Culture and Identity Center | Photo by Cheyenne Waddell | Edited by Kayli Thompson | The Wright State Guardian

The Office of Latinx, Asian, and Native American Affairs (LANA) has gone virtual this semester due to the coronavirus pandemic.   

For some students involved, including cybersecurity major Bill Corkum, the work they did for LANA took a nosedive once the university shut down classes last spring.  Corkum worked as a receptionist for LANA at their office in Millett Hall 154, but he also functioned as a “jack of all trades” within the center. 

“My position is one where I talk to people all day and mingled with students. My ‘work’ ceased to exist with the coronavirus pandemic. The only duties I can still perform are those involving making phone calls,” said Corkum. 
 

Corkum was introduced to LANA after a recommendation from Director of Undergraduate Retention Seth Gordon and has kept working for the center due to the friendships he has created since arriving. He explained that being a part of LANA allowed him to feel at home. 
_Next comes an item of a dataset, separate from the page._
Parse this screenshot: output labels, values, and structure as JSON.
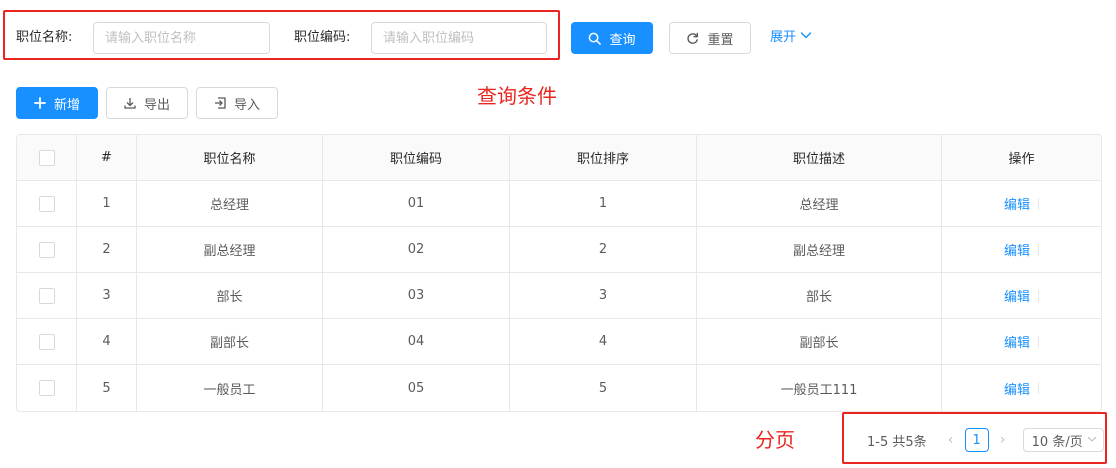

“My family is from Cuba and I was born in Puerto Rico. Working there made me feel somewhat as if I was back in Puerto Rico or New York where I grew up,” said Corkum. 
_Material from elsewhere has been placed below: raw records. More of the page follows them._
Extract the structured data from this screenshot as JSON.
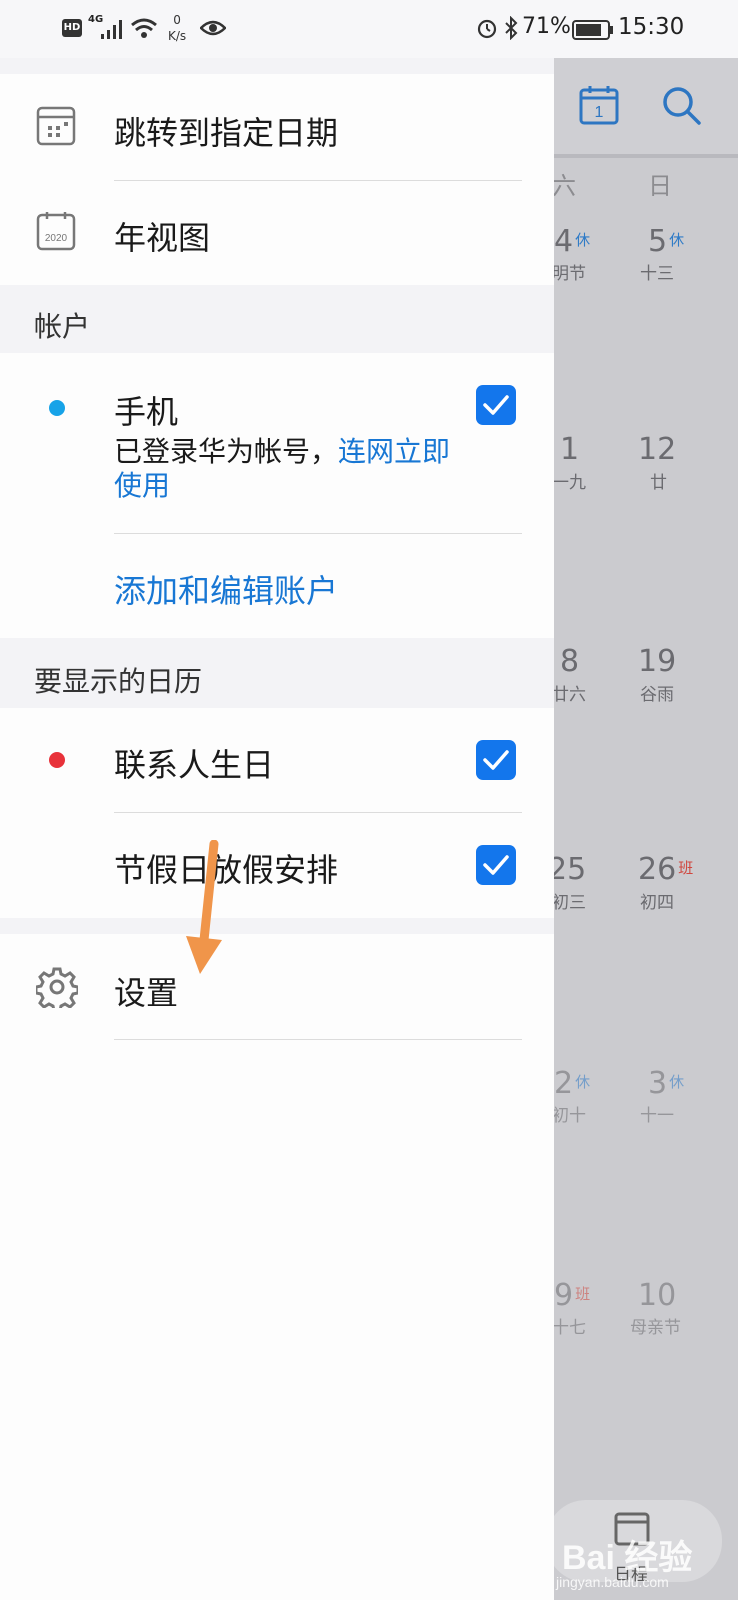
{
  "status_bar": {
    "hd": "HD",
    "net_type": "4G",
    "speed_value": "0",
    "speed_unit": "K/s",
    "battery": "71%",
    "time": "15:30"
  },
  "drawer": {
    "items_top": [
      {
        "label": "跳转到指定日期",
        "icon": "calendar-jump-icon"
      },
      {
        "label": "年视图",
        "icon": "year-view-icon",
        "icon_text": "2020"
      }
    ],
    "accounts": {
      "title": "帐户",
      "phone": {
        "name": "手机",
        "status_text": "已登录华为帐号，",
        "status_link": "连网立即使用",
        "checked": true,
        "dot_color": "#17a3e8"
      },
      "add_edit_label": "添加和编辑账户"
    },
    "calendars": {
      "title": "要显示的日历",
      "items": [
        {
          "label": "联系人生日",
          "checked": true,
          "dot_color": "#e8323a"
        },
        {
          "label": "节假日放假安排",
          "checked": true
        }
      ]
    },
    "settings_label": "设置"
  },
  "background_calendar": {
    "today_icon_text": "1",
    "weekdays": [
      "六",
      "日"
    ],
    "rows": [
      {
        "sat": {
          "day": "4",
          "tag": "休",
          "lunar": "明节"
        },
        "sun": {
          "day": "5",
          "tag": "休",
          "lunar": "十三"
        }
      },
      {
        "sat": {
          "day": "1",
          "tag": "",
          "lunar": "一九"
        },
        "sun": {
          "day": "12",
          "tag": "",
          "lunar": "廿"
        }
      },
      {
        "sat": {
          "day": "8",
          "tag": "",
          "lunar": "廿六"
        },
        "sun": {
          "day": "19",
          "tag": "",
          "lunar": "谷雨"
        }
      },
      {
        "sat": {
          "day": "25",
          "tag": "",
          "lunar": "初三"
        },
        "sun": {
          "day": "26",
          "tag": "班",
          "lunar": "初四"
        }
      },
      {
        "sat": {
          "day": "2",
          "tag": "休",
          "lunar": "初十"
        },
        "sun": {
          "day": "3",
          "tag": "休",
          "lunar": "十一"
        }
      },
      {
        "sat": {
          "day": "9",
          "tag": "班",
          "lunar": "十七"
        },
        "sun": {
          "day": "10",
          "tag": "",
          "lunar": "母亲节"
        }
      }
    ],
    "fab_label": "日程"
  },
  "watermark": {
    "brand": "Bai 经验",
    "url": "jingyan.baidu.com"
  },
  "colors": {
    "accent_blue": "#1376ec",
    "link_blue": "#1877d4",
    "annotation_arrow": "#f0954a"
  }
}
A diverse community  

Any Wright State University student can utilize LANA if they need someone to talk to or would like to learn about different cultures; they do not have to be members of the Latinx, Asian or Native American communities. 

“It is our intention to be a safe and welcoming place for all who enter Wright State University’s campus and provide resources, academic enhancement, friendships, leadership, and cultural and social development for the diverse community we serve,” their website states. “We are open to all.” 

Moving interaction online 
 

Some students who are a part of LANA have not had their roles as severely impacted. Charline Phung, who is majoring in supply chain management, acts as Webmaster for the Asian Student Association (ASA). Though overall in LANA, she is “simply another person that welcomes everyone to our community.”  

Phung has been involved with LANA since the beginning of her freshman year of college and is now a senior. She explained that the pandemic has not affected her ability to do her job effectively, though moving to a virtual environment does come with some downsides. 

“Most other organizations’ events and meetings are virtual, so it is not difficult to go from one place to another. On the other hand, it is difficult to meet new students and make those connections through a screen,” said Phung 
 

Virtual events through LANA 

One of the virtual events that LANA is holding this semester is LANA Talk Tuesdays, where students can converse with Associate Director Mia Honaker through WebEx about the center. These chats are occurring every Tuesday between 1 p.m. and 2 p.m. 

The center is also gearing up for Hispanic Heritage Month, which will occur between Sep. 15 and Oct. 15 and celebrates the impact that Hispanic Americans have made on society. Events throughout the month, which will include movie nights, a discussion on Latinos in the STEM field and a Zumba session, will be held through WebEx and Zoom. 

Even though the Culture and Identity Centers have not been able to open up their physical locations this semester, students who are part of their communities are able to stand together through these stressful times. 

“We may be social distancing but we are still there for each other in whatever ways possible,” said Corkum.